§ **WHAT YOU ARE ASKED TO DO**: Omit the images, then output each of the records below exactly.
───── GIVEN ENTRIES ─────
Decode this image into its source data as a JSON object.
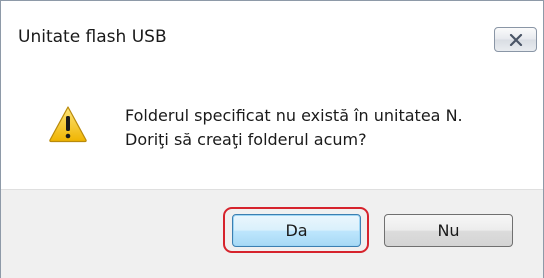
{
  "window": {
    "title": "Unitate flash USB"
  },
  "message": {
    "line1": "Folderul specificat nu există în unitatea N.",
    "line2": "Doriţi să creaţi folderul acum?"
  },
  "buttons": {
    "yes_label": "Da",
    "no_label": "Nu"
  },
  "icons": {
    "dialog_icon": "warning-icon",
    "close_icon": "close-icon"
  },
  "colors": {
    "highlight": "#d6232c",
    "warning_yellow": "#f5c21a"
  }
}
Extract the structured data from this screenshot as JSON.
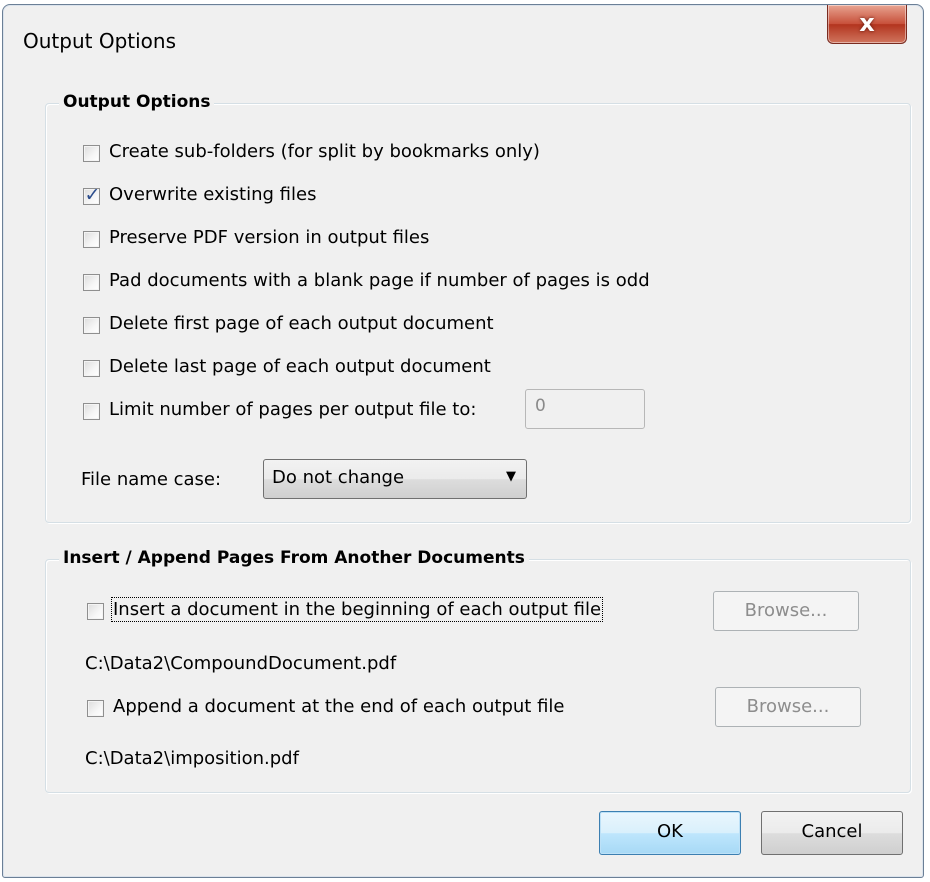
{
  "window": {
    "title": "Output Options"
  },
  "output_group": {
    "label": "Output Options",
    "options": [
      {
        "label": "Create sub-folders (for split by bookmarks only)",
        "checked": false
      },
      {
        "label": "Overwrite existing files",
        "checked": true
      },
      {
        "label": "Preserve PDF version in output files",
        "checked": false
      },
      {
        "label": "Pad documents with a blank page if number of pages is odd",
        "checked": false
      },
      {
        "label": "Delete first page of each output document",
        "checked": false
      },
      {
        "label": "Delete last page of each output document",
        "checked": false
      }
    ],
    "limit_pages": {
      "label": "Limit number of pages per output file to:",
      "checked": false,
      "value": "0"
    },
    "file_name_case": {
      "label": "File name case:",
      "selected": "Do not change"
    }
  },
  "insert_group": {
    "label": "Insert / Append Pages From Another Documents",
    "insert": {
      "label": "Insert a document in the beginning of each output file",
      "checked": false,
      "path": "C:\\Data2\\CompoundDocument.pdf",
      "browse_label": "Browse..."
    },
    "append": {
      "label": "Append a document at the end of each output file",
      "checked": false,
      "path": "C:\\Data2\\imposition.pdf",
      "browse_label": "Browse..."
    }
  },
  "buttons": {
    "ok": "OK",
    "cancel": "Cancel"
  },
  "icons": {
    "check": "✓",
    "close": "x",
    "dropdown": "▼"
  }
}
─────
§ **EXPECTED OUTPUT**:
Decode this image into its source data as a JSON object.
{
  "window": {
    "title": "Unitate flash USB"
  },
  "message": {
    "line1": "Folderul specificat nu există în unitatea N.",
    "line2": "Doriţi să creaţi folderul acum?"
  },
  "buttons": {
    "yes_label": "Da",
    "no_label": "Nu"
  },
  "icons": {
    "dialog_icon": "warning-icon",
    "close_icon": "close-icon"
  },
  "colors": {
    "highlight": "#d6232c",
    "warning_yellow": "#f5c21a"
  }
}
Extract the structured data from this screenshot as JSON.
{
  "window": {
    "title": "Output Options"
  },
  "output_group": {
    "label": "Output Options",
    "options": [
      {
        "label": "Create sub-folders (for split by bookmarks only)",
        "checked": false
      },
      {
        "label": "Overwrite existing files",
        "checked": true
      },
      {
        "label": "Preserve PDF version in output files",
        "checked": false
      },
      {
        "label": "Pad documents with a blank page if number of pages is odd",
        "checked": false
      },
      {
        "label": "Delete first page of each output document",
        "checked": false
      },
      {
        "label": "Delete last page of each output document",
        "checked": false
      }
    ],
    "limit_pages": {
      "label": "Limit number of pages per output file to:",
      "checked": false,
      "value": "0"
    },
    "file_name_case": {
      "label": "File name case:",
      "selected": "Do not change"
    }
  },
  "insert_group": {
    "label": "Insert / Append Pages From Another Documents",
    "insert": {
      "label": "Insert a document in the beginning of each output file",
      "checked": false,
      "path": "C:\\Data2\\CompoundDocument.pdf",
      "browse_label": "Browse..."
    },
    "append": {
      "label": "Append a document at the end of each output file",
      "checked": false,
      "path": "C:\\Data2\\imposition.pdf",
      "browse_label": "Browse..."
    }
  },
  "buttons": {
    "ok": "OK",
    "cancel": "Cancel"
  },
  "icons": {
    "check": "✓",
    "close": "x",
    "dropdown": "▼"
  }
}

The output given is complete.